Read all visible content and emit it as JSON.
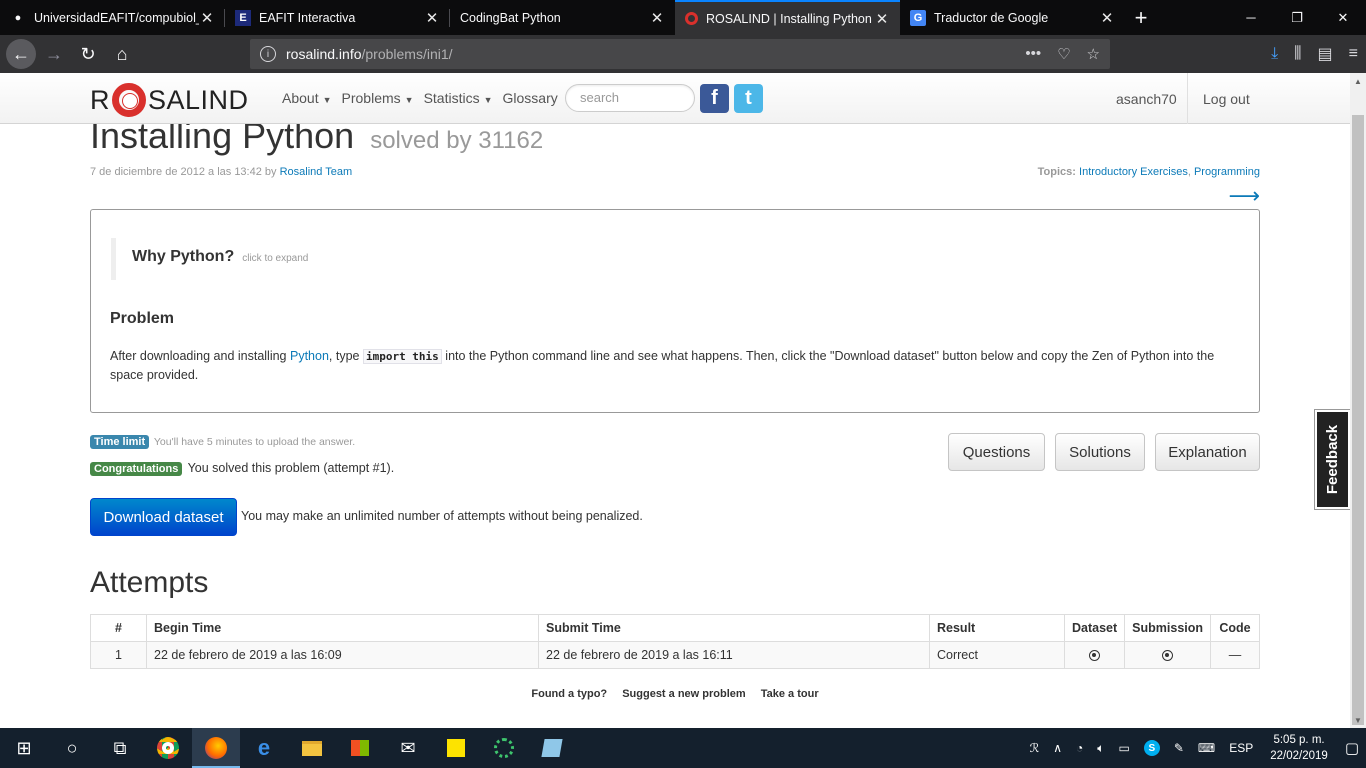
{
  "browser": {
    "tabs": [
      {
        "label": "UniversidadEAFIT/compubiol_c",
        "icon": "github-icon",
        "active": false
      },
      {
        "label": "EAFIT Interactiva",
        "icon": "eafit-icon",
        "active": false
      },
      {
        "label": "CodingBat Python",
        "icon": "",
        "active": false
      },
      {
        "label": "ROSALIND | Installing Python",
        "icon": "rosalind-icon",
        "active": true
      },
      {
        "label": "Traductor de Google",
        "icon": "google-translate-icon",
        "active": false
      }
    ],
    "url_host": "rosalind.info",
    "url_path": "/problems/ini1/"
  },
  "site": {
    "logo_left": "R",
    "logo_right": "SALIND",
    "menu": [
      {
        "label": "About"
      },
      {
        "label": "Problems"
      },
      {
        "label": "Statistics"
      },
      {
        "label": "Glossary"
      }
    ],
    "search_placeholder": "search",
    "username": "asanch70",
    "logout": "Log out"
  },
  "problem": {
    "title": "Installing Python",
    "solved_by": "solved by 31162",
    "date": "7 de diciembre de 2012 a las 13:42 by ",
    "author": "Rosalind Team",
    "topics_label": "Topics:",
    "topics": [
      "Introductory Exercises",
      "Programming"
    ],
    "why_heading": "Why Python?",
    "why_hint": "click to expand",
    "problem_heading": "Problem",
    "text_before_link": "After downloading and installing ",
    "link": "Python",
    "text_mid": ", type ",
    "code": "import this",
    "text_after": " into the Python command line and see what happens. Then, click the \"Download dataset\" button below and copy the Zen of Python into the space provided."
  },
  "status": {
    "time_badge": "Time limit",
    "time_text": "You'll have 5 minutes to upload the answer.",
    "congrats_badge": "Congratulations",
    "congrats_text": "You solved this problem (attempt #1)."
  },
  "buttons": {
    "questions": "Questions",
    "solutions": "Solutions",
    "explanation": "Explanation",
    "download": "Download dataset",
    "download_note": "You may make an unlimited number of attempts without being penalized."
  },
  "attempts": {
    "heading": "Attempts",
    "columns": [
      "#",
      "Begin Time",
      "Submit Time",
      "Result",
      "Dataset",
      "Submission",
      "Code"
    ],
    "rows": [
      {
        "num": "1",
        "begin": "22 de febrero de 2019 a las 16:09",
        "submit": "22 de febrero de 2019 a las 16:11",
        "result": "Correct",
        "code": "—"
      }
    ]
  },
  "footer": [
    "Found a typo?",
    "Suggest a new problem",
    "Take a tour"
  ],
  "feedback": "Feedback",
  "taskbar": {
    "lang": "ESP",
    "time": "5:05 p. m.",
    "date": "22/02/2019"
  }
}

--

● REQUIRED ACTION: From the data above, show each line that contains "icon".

● REPLY:
        "icon": "github-icon",
        "icon": "eafit-icon",
        "icon": "",
        "icon": "rosalind-icon",
        "icon": "google-translate-icon",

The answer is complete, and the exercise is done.